*Items listed in a dataset*:
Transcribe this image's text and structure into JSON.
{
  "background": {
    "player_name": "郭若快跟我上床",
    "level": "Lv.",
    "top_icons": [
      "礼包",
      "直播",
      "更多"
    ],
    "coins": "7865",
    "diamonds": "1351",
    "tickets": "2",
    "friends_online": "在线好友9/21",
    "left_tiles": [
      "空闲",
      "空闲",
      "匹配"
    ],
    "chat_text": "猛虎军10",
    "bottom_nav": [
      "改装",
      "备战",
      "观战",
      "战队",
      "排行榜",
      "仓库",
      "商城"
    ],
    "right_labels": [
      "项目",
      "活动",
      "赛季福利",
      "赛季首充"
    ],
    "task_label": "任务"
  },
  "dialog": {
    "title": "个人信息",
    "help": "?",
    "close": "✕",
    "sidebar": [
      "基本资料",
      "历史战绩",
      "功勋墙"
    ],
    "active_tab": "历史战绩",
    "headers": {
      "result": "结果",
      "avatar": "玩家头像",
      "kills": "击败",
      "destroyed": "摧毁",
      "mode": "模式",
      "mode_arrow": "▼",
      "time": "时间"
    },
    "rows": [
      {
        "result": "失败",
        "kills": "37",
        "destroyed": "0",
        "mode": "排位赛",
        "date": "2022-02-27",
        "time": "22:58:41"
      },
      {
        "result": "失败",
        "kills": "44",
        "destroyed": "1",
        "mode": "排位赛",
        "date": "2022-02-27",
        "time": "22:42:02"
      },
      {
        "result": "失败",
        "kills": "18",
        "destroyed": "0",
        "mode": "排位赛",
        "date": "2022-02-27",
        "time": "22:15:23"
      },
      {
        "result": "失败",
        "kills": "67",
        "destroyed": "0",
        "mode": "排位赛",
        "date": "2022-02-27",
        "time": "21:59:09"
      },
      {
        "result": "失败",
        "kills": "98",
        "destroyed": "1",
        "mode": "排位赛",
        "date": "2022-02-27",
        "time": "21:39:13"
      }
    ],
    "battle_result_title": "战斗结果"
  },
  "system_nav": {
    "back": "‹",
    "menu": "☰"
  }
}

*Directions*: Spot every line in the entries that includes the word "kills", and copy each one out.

*Written response*:
      "kills": "击败",
        "kills": "37",
        "kills": "44",
        "kills": "18",
        "kills": "67",
        "kills": "98",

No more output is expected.